|Steve Simonsen captured the migration|
What St Johnian Pam Gaffin [yes, the same Pam Gaffin who is the author of the popular book St John: Feet, Fins and Four Wheel Driveso best believe she knows St John] found last year were millions of them migrating to the sea from the highlands of St John. Pam immediately contacted her friend and noted St John photographer Steve Simonsen knowing that his whimsical personality and fabulous eye for the unusual would love to capture this migration. Steve got to the site and captured the little critters as they scurried along the shoreline into the waters of St John. His video went viral and he has received nearly 1,500 likes and comments and even got featured on Smithsonian.com:
The adult hermit crabs are terrestrial, but the larvae develop in the sea. The adults must migrate to the waters edge in order to reproduce and release their eggs into the water. They then cast their fertilized eggs in the sea where the newly born hermit crabs spend their next few months before returning to land.

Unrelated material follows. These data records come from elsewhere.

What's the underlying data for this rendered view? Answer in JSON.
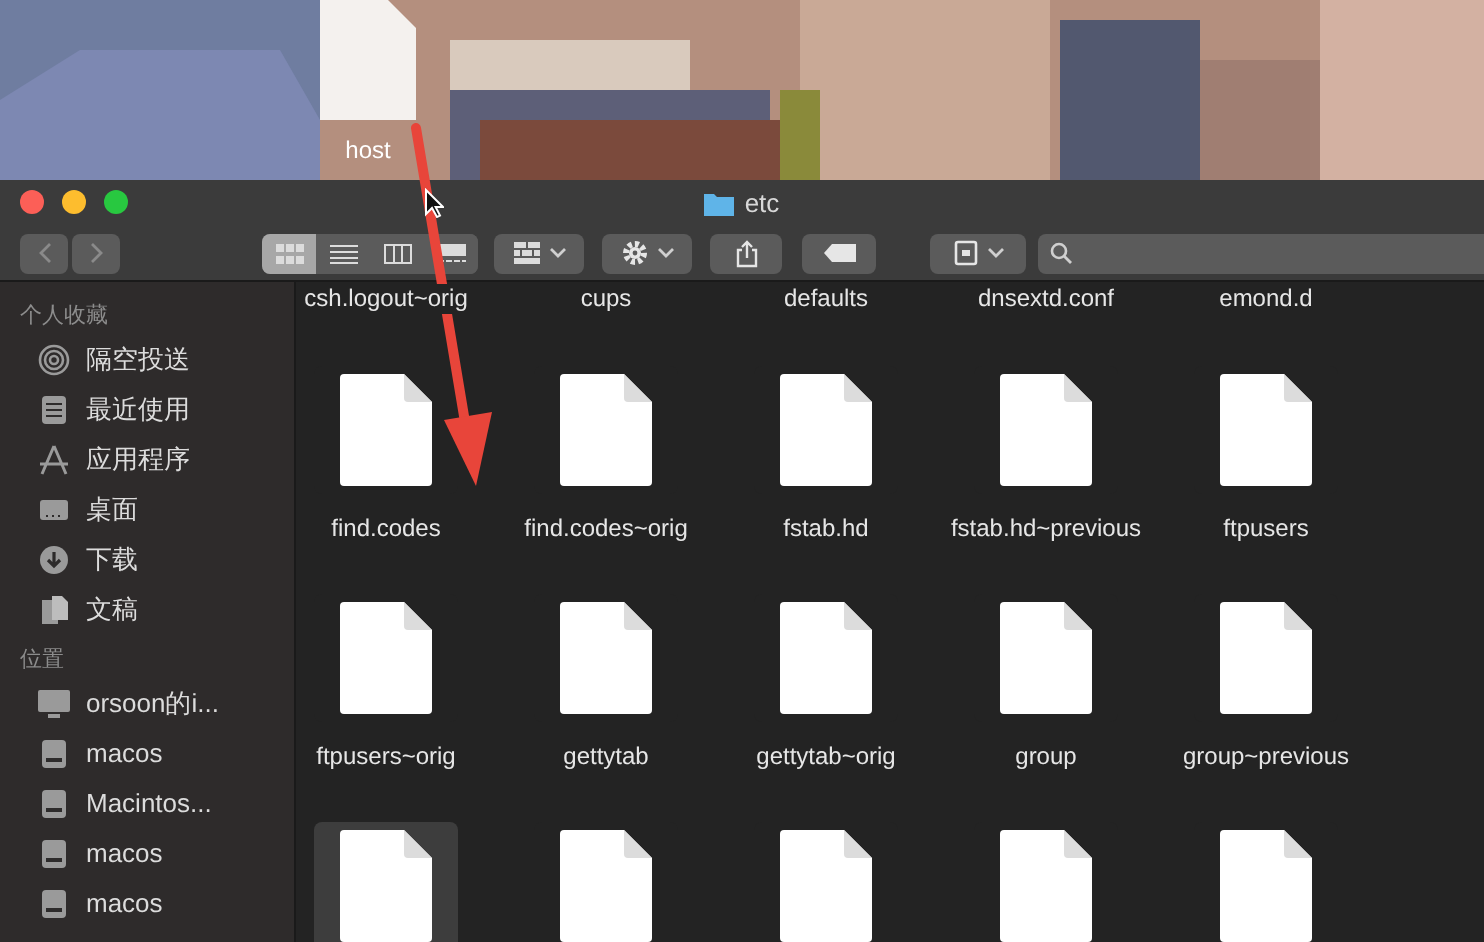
{
  "desktop": {
    "dragged_file": {
      "label": "host"
    }
  },
  "window": {
    "title": "etc"
  },
  "toolbar": {
    "view_modes": [
      {
        "kind": "icons",
        "selected": true
      },
      {
        "kind": "list",
        "selected": false
      },
      {
        "kind": "columns",
        "selected": false
      },
      {
        "kind": "gallery",
        "selected": false
      }
    ]
  },
  "sidebar": {
    "sections": [
      {
        "title": "个人收藏",
        "items": [
          {
            "label": "隔空投送",
            "kind": "airdrop"
          },
          {
            "label": "最近使用",
            "kind": "recents"
          },
          {
            "label": "应用程序",
            "kind": "apps"
          },
          {
            "label": "桌面",
            "kind": "desktop"
          },
          {
            "label": "下载",
            "kind": "downloads"
          },
          {
            "label": "文稿",
            "kind": "documents"
          }
        ]
      },
      {
        "title": "位置",
        "items": [
          {
            "label": "orsoon的i...",
            "kind": "computer"
          },
          {
            "label": "macos",
            "kind": "disk"
          },
          {
            "label": "Macintos...",
            "kind": "disk"
          },
          {
            "label": "macos",
            "kind": "disk"
          },
          {
            "label": "macos",
            "kind": "disk"
          }
        ]
      }
    ]
  },
  "file_rows": [
    {
      "kind": "label_only",
      "files": [
        {
          "name": "csh.logout~orig"
        },
        {
          "name": "cups"
        },
        {
          "name": "defaults"
        },
        {
          "name": "dnsextd.conf"
        },
        {
          "name": "emond.d"
        }
      ]
    },
    {
      "kind": "full",
      "files": [
        {
          "name": "find.codes",
          "selected": false
        },
        {
          "name": "find.codes~orig",
          "selected": false
        },
        {
          "name": "fstab.hd",
          "selected": false
        },
        {
          "name": "fstab.hd~previous",
          "selected": false
        },
        {
          "name": "ftpusers",
          "selected": false
        }
      ]
    },
    {
      "kind": "full",
      "files": [
        {
          "name": "ftpusers~orig",
          "selected": false
        },
        {
          "name": "gettytab",
          "selected": false
        },
        {
          "name": "gettytab~orig",
          "selected": false
        },
        {
          "name": "group",
          "selected": false
        },
        {
          "name": "group~previous",
          "selected": false
        }
      ]
    },
    {
      "kind": "icon_only",
      "files": [
        {
          "selected": true
        },
        {
          "selected": false
        },
        {
          "selected": false
        },
        {
          "selected": false
        },
        {
          "selected": false
        }
      ]
    }
  ]
}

This year, Steve and Pam have teamed up with researchers from Tufts University in Massachusetts to build a website to help better track the movements and activity of the hermit crabs. The migration period happens during the summer and, most importantly the third and fourth weeks in August. They would love to have you participate in helping them locate the hermit crabs as they make their trek to the sea, if you are going to be on St John during this period.
For more info on the hermit crab I recommend reading the Blog entry on SeeStJohn.com which has a detailed description of how (and why) the hermit crabs acquire their shells (and sometimes shed them).

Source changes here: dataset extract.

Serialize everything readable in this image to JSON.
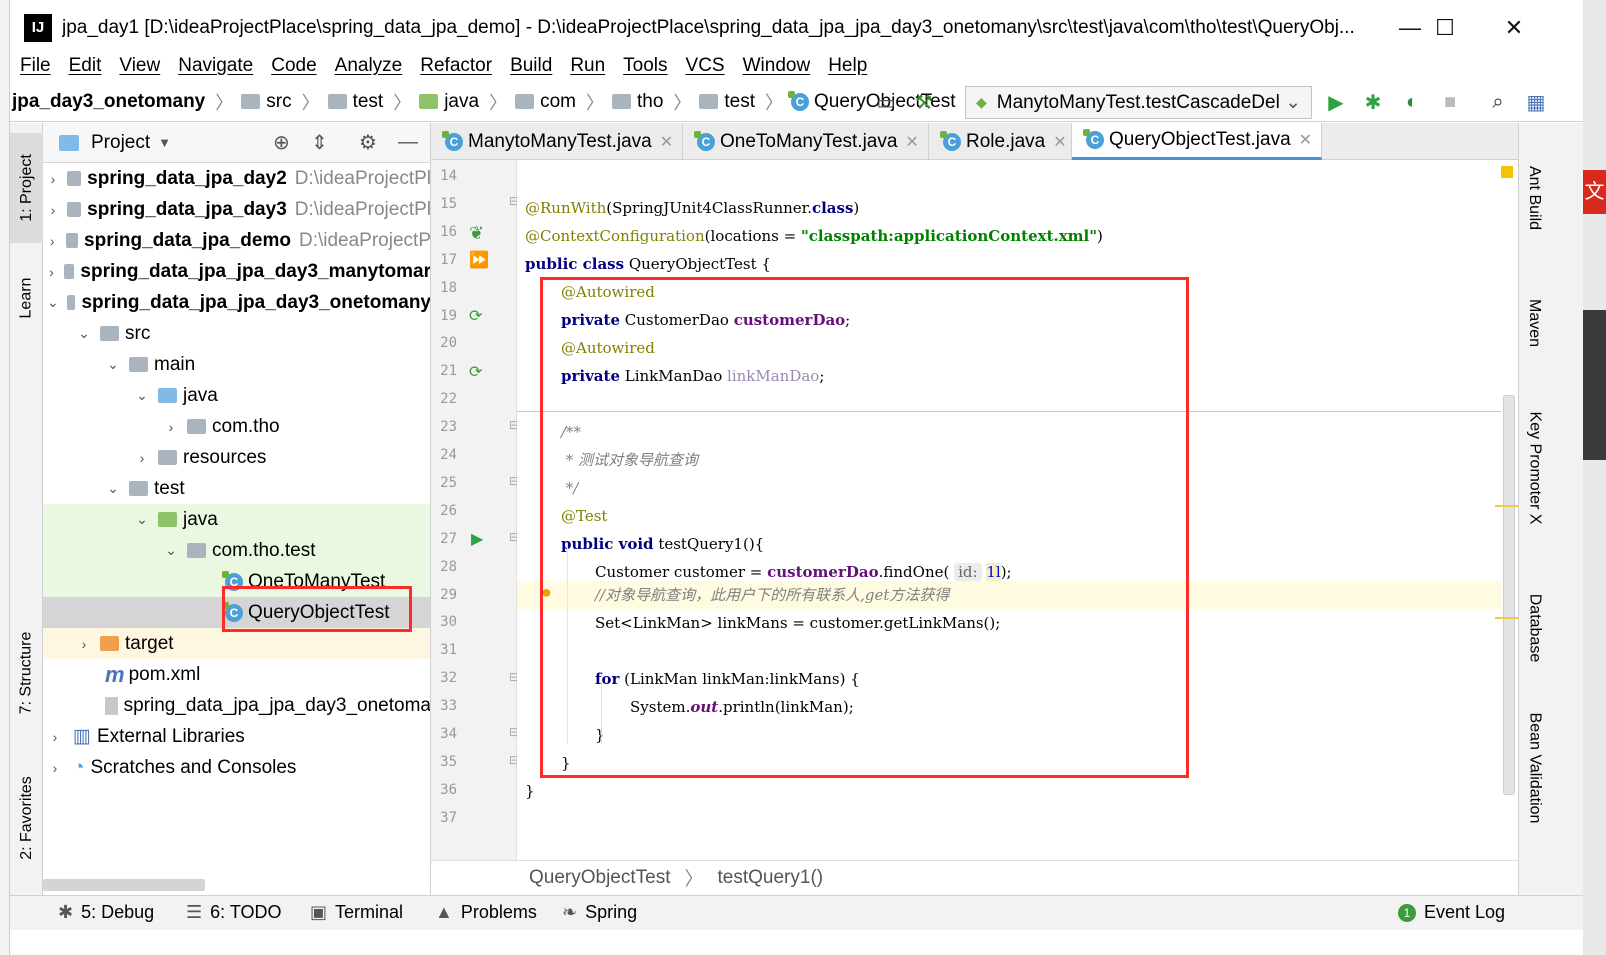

While you are waiting on the beach for the crabs make sure you have a copy of Pam’s book about St John’s most interesting day trips. It really worth getting if you are going to be on St John: